Glenlyon History Society

Comann Eachdraidh Ghleann Lìomhann

The Glenlyon HS, Scotland, is run by local residents of Glenlyon (map) with an interest in the local history of the glen.

Blackcroft (Croitriach)

Blackcroft Ruins - looking west towards the farmland.The settlement named on the modern OS map as Blackcroft used to be known as Croitriach. This site has been unoccupied for many years and there are only ruins of the buildings and enclosures remaining. The photograph shows the ruins and looks west towards the flat field adjacent to the properties.

The 1851 census shows two occupied properties and a total of three inhabitants at Blackcroft. By 1901 there were no residents.

The settlement is located at the eastern end of an alluvial field on the banks of the river Lyon. Like most settlements in the glen is is nearby a small hill stream which could have provided clean water from the hill. and the river is also nearby..

The field has been ploughed in recent times and the farmer states that the soil near the properties is much darker in nature. In his view this shows signs of previous cultivation.

Like most settlements the houses are situated off the best ground - leaving the better adjacent ground for crops or grazing. The houses are also situated above the general flood level. Recent severe flooding, which was some of the worst for 30 years, did not reach the ruins of these properties.

The settlement is hard against the northern slopes of the hills to the south and would consequently lose the sun from late autumn to early spring. This would have been a cold location in deep winter, though it would be sheltered to some extent by the trees and hills.

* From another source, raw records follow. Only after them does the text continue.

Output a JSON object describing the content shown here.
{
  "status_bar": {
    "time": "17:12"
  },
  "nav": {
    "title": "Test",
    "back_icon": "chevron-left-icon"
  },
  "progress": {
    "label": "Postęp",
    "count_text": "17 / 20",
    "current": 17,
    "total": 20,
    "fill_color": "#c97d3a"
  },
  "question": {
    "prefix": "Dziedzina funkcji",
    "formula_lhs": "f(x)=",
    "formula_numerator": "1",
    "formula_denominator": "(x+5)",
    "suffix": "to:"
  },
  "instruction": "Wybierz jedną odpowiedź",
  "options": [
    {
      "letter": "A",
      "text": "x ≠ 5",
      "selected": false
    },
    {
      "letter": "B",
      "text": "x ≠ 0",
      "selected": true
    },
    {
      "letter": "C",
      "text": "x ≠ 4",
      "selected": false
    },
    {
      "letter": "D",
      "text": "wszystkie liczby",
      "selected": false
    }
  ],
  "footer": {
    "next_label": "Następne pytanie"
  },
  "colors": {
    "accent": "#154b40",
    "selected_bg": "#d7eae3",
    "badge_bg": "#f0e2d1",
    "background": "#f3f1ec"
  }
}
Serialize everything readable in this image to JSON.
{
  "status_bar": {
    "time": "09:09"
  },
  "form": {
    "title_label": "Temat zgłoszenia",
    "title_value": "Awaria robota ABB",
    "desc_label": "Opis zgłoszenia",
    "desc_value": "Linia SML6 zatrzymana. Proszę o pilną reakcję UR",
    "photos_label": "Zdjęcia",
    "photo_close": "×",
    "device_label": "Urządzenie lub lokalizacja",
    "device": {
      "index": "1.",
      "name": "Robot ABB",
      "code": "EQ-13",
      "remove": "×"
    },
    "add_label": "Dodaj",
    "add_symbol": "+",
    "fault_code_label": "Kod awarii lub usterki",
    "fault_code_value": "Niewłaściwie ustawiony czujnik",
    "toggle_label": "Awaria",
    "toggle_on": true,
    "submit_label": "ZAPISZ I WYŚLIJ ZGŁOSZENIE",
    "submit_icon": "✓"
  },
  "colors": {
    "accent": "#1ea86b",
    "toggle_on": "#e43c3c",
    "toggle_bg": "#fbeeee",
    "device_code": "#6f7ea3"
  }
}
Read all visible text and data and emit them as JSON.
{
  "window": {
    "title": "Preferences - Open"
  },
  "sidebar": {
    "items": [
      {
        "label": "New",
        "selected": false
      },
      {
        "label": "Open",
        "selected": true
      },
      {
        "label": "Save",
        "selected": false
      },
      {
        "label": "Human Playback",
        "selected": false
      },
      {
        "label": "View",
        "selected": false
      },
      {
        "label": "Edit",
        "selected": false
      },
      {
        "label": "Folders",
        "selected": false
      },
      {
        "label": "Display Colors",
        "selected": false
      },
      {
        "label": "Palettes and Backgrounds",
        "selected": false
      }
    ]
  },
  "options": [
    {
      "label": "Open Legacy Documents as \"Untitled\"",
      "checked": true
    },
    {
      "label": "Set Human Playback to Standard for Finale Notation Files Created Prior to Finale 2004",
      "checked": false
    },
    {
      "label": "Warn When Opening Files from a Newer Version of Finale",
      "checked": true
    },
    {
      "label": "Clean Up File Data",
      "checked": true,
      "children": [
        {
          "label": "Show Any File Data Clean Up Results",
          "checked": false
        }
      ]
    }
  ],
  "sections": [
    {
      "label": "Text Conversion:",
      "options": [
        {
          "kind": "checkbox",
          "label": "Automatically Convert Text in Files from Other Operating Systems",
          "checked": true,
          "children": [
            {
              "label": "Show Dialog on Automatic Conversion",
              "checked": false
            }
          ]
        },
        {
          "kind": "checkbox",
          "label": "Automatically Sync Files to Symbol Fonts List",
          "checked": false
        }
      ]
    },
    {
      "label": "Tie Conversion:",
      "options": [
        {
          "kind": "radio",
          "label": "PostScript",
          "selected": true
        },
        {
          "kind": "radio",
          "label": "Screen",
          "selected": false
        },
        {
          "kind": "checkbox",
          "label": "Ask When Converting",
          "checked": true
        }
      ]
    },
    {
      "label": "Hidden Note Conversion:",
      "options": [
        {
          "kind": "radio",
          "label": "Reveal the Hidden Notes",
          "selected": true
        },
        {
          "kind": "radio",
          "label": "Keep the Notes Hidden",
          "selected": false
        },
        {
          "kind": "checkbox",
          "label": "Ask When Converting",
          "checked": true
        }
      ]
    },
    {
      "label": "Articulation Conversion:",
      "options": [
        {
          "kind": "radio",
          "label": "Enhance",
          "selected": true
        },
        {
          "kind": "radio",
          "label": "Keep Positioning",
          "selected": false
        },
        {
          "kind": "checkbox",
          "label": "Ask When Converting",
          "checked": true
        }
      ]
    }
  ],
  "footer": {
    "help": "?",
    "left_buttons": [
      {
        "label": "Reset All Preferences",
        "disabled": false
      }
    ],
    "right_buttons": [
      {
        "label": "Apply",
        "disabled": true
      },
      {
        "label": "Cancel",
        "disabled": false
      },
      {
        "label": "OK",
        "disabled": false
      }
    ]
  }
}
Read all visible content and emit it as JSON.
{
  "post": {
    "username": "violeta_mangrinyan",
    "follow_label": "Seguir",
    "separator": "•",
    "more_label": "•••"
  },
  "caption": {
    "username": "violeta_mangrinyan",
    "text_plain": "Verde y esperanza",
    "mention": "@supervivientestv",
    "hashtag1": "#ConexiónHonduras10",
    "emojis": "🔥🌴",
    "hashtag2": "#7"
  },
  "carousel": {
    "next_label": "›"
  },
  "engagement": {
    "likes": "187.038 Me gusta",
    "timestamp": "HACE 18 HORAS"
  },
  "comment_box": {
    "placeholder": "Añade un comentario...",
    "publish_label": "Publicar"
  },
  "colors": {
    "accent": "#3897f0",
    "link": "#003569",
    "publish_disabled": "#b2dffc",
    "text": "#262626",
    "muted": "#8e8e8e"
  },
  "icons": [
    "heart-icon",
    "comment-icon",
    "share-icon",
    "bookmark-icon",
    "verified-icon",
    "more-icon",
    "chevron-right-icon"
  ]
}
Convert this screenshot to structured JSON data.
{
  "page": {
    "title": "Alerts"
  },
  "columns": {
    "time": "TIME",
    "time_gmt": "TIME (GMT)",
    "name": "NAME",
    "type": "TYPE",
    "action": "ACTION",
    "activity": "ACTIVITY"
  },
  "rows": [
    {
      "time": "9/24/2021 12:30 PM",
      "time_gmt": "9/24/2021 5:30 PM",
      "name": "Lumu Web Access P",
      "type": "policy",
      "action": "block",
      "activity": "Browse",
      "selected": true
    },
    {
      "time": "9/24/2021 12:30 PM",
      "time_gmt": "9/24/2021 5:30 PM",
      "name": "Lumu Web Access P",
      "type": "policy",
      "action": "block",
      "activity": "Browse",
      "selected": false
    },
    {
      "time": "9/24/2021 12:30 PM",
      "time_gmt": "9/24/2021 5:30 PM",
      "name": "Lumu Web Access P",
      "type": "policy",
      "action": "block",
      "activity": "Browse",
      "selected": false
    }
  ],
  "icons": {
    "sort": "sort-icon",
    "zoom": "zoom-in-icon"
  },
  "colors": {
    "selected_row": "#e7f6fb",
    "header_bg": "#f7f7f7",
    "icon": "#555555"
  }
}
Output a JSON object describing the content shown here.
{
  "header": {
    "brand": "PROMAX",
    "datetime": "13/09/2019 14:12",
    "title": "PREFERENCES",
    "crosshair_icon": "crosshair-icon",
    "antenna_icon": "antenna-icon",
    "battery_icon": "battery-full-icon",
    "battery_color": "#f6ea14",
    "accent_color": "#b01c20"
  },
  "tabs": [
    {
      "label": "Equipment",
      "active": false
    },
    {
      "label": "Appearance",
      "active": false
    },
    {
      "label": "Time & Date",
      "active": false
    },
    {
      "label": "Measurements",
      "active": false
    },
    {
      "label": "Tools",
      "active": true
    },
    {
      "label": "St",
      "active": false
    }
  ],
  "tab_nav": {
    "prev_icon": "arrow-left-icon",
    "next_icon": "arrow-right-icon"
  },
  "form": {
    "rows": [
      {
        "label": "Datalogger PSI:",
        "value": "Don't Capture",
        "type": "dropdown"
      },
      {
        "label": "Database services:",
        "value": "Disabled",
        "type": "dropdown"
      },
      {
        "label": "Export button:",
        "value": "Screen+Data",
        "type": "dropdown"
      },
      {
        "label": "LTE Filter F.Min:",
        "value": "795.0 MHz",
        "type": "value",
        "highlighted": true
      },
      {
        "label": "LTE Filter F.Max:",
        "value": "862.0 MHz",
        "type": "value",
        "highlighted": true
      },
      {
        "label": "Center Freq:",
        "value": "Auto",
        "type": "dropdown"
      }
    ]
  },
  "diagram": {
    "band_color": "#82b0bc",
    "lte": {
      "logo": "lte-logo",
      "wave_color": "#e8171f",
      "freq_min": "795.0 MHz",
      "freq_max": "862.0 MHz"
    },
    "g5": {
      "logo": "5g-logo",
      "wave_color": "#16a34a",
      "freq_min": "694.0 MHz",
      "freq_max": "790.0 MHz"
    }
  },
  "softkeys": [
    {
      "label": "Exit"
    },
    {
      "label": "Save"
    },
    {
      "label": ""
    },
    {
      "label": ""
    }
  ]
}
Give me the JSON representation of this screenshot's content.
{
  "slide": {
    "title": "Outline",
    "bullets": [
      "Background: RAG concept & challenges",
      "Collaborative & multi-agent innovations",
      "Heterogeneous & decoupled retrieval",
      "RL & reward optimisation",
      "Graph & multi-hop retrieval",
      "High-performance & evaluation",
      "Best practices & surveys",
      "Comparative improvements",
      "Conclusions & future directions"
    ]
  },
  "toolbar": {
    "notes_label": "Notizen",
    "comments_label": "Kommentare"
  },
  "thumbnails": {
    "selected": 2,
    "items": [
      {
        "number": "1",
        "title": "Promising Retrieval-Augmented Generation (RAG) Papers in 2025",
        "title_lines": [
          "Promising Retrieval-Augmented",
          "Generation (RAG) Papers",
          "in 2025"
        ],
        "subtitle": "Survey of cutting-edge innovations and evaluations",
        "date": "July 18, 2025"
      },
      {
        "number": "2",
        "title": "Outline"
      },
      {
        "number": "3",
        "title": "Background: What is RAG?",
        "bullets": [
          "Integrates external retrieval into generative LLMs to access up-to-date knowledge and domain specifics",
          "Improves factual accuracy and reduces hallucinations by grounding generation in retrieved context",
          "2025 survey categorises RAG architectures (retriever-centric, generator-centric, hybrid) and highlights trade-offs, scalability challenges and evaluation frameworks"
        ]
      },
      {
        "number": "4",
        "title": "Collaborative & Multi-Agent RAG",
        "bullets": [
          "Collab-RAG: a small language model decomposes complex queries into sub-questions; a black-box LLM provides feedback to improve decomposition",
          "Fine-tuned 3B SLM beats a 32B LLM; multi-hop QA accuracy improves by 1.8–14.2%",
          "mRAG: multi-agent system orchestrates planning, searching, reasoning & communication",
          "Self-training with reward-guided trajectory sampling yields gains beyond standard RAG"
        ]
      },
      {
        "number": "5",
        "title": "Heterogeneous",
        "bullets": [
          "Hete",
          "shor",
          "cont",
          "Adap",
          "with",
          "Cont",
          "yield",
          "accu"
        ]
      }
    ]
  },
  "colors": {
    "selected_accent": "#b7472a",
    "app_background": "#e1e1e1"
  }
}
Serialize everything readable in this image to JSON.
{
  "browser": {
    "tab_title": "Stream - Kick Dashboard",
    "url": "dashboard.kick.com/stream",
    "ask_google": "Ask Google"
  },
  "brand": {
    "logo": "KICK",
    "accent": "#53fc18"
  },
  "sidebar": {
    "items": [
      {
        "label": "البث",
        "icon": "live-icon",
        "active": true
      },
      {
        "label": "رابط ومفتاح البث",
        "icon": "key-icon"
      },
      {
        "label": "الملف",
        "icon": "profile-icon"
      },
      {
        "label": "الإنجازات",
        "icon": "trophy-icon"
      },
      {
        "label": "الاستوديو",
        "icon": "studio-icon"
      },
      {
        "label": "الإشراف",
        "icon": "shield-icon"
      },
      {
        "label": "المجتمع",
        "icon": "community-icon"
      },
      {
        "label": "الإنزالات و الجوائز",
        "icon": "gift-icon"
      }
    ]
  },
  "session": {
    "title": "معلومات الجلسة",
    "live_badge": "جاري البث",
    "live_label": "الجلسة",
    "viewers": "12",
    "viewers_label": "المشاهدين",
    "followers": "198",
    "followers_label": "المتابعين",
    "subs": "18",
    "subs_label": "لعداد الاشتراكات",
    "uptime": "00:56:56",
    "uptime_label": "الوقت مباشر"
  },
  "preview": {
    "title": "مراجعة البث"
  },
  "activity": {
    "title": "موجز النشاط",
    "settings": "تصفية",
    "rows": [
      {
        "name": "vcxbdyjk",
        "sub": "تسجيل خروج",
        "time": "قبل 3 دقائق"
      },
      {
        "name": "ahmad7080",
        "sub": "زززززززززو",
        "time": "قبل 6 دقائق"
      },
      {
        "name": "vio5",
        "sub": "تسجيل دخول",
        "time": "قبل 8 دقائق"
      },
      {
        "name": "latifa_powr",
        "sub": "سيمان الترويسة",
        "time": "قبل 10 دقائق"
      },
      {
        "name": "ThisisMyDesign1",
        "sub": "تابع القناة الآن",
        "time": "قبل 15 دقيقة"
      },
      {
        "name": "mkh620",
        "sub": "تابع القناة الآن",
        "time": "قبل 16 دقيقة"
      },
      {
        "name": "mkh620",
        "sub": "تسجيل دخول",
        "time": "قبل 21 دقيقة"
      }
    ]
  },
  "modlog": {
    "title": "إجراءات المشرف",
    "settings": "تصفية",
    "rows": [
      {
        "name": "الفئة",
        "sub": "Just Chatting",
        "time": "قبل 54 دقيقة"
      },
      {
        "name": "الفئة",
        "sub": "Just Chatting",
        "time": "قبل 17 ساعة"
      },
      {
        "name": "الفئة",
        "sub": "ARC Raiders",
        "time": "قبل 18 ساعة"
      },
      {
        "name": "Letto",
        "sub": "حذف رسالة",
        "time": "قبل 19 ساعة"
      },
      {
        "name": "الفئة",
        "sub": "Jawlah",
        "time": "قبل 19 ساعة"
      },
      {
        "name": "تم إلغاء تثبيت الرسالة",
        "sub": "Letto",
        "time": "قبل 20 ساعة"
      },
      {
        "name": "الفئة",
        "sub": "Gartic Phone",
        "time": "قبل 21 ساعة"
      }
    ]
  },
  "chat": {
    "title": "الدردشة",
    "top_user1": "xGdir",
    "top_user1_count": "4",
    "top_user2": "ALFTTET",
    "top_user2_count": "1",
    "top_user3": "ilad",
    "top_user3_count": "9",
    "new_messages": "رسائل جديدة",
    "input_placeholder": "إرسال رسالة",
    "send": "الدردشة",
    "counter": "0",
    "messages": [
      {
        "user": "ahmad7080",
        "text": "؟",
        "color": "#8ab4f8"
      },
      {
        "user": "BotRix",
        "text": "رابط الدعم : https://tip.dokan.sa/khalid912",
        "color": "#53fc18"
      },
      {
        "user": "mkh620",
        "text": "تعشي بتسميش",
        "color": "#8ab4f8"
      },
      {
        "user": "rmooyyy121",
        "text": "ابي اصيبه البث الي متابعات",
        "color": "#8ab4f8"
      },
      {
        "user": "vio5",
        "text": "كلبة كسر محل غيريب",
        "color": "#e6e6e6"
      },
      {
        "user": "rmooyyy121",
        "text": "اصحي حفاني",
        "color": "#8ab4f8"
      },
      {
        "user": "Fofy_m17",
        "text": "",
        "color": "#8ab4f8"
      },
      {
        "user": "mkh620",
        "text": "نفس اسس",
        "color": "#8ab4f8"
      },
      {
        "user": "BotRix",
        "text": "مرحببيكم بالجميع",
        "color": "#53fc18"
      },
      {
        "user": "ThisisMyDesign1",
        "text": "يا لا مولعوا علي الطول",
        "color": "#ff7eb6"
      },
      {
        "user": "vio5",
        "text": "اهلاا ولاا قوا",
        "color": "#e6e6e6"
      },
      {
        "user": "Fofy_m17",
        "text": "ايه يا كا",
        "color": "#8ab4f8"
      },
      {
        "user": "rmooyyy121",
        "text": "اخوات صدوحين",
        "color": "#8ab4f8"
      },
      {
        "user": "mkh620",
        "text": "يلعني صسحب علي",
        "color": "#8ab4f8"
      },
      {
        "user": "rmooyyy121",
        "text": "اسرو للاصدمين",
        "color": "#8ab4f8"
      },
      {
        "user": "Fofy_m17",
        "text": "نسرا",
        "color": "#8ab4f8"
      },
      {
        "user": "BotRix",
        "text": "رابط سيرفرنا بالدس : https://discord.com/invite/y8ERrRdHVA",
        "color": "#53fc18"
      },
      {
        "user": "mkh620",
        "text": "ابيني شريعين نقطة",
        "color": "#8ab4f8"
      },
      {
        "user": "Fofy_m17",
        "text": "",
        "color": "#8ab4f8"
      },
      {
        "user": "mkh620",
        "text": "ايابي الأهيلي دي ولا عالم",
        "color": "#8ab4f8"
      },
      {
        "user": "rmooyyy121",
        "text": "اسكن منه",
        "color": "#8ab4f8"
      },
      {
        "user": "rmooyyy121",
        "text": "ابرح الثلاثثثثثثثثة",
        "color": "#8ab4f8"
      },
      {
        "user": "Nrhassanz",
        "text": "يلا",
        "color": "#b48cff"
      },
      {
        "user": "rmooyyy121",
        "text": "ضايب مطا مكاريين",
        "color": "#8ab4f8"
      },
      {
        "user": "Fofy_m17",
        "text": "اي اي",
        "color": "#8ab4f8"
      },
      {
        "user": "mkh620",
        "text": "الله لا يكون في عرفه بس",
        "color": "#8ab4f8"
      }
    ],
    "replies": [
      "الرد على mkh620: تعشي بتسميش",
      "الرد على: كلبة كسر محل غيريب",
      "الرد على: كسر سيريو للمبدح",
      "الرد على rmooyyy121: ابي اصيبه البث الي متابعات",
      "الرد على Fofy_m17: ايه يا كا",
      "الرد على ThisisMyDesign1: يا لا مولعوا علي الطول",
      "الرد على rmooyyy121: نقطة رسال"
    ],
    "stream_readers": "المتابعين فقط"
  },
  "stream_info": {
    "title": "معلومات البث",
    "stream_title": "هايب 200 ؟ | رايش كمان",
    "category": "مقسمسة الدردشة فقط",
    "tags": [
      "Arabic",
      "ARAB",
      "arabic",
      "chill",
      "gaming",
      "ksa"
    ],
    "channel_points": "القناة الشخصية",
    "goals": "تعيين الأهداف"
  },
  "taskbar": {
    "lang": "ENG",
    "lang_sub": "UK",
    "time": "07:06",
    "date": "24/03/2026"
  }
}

Roman Bridge - a small pack horse bridge in Glenlyon.At the western end of the adjacent field is the Allt da Gob and the small packhorse bridge known as the Roman Bridge. This bridge is not Roman but may date back 200 years or more. This bridge gives access up the southern side of the glen and leads directly up to the next settlement at Letrye.

The route up to Letrye, and the Roman Bridge, are still in regular use today as sheep are often driven during the gatherings from Blackcroft to the farm at Dericambus up the southern bank of the river.

There is also a ford between the north and south banks of the river at Blackcroft. This ford is still occasionally used today in suitable river conditions for agricultural access. It is not suitable for regular vehicles. There are a number of fords across the river and these would be a common method of crossing before the more modern bridges were built.

Modern day access to the site is fairly easy but involves a short walk of a few hundred metres over boggy ground. There was a wire suspension bridge near the entrance to Chesthill lodge but this has two problems. Firstly it is generally kept locked, and secondly it is currently ruined by the floods of December 2006. For the more determined access can be had by crossing an iron footbridge, commonly called the black bridge, marked on the OS map a few hundred metres downstream of the suspension bridge. It is a boggy walk westwards to the plain at Blackcroft.

Please remember at all times that these fields are still used daily and usually have sheep present. It would be inappropriate to take dogs to this field. Care should also be taken not to disturb salmon fishing that may be taking place on the banks of the river.

Glenlyon HS Membership

The Society endeavours to meet three times a year. For meeting details see the bulletin board.

Google
WWW www.glenlyon.org